On Monday, Brent crude rallied to 116.50 USD per barrel (USD/bbl), i.e. to the highest level in about six months (see the chart). This time, media brought out an attack on a pipeline in Nigeria and cold winter in Europe as the main causes of the price spike. The US benchmark WTI lagged behind its peer and the spread between Brent and WTI thus widened to a 3.5 month high.
Meanwhile, FT cited two executives of European refineries who admitted they were in talks with Saudis to switch from Iranian crude. According to US DOE/EIA, Iran was the second largest supplier of oil among the OPEC countries to OECD Europe in 2011.
Copper edged lower on Monday amidst uncertainty on the outcome of the Greek debt negations. LME benchmark copper thus closed just shy of 8500 USD per ton level.
Regarding the China’s demand after return from holidays, the trading activity seems to be muted for the time being – a sharp built in SHFE stocks over past few months together with LME premium over SHFE and weak time structure in Shanghai (contango) weigh on the attractiveness of the red metal for China’s buyers. This week’s eye-catcher will be the figure on China’s imports for January (due to Friday).

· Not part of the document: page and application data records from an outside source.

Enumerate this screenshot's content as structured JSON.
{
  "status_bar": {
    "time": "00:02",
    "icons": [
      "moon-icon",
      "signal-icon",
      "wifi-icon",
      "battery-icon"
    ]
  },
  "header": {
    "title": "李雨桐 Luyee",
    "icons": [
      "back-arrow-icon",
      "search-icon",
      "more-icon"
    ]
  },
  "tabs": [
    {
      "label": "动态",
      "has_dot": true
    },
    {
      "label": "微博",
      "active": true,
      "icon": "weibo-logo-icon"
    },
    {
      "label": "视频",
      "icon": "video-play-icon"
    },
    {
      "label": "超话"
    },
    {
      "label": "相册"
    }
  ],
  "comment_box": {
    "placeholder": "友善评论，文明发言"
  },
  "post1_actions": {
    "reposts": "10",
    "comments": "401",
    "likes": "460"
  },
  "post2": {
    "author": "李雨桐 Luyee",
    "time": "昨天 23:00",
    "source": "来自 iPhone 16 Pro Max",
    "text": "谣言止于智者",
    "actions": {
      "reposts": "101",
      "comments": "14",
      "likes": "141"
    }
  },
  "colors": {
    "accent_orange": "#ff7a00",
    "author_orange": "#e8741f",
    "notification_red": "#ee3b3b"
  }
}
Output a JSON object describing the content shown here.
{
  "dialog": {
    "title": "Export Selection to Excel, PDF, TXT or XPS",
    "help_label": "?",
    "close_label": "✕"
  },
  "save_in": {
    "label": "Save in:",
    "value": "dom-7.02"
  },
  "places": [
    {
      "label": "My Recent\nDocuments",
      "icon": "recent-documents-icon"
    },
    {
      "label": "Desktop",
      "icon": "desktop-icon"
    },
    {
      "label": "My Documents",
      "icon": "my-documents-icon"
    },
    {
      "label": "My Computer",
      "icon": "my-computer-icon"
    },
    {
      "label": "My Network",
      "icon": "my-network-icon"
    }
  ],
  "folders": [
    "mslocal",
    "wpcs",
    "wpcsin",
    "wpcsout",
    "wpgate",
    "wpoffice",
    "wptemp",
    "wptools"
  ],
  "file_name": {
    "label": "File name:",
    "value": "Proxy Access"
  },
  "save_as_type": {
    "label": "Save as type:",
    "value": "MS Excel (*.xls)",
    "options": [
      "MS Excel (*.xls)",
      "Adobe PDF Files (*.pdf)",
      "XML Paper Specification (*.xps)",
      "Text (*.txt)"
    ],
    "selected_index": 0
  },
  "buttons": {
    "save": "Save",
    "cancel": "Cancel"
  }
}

Gold price slightly eased on Monday and in intraday trading even hit one-week low. Gold is hovering at 1720 USD per troy ounce level (USD/toz) as better than expected payrolls report on Friday undermined the price of the yellow metal on Friday. The better than expected US data and decreasing unemployment mitigated market bets on the QE III which had fuelled the rally back in the end of January.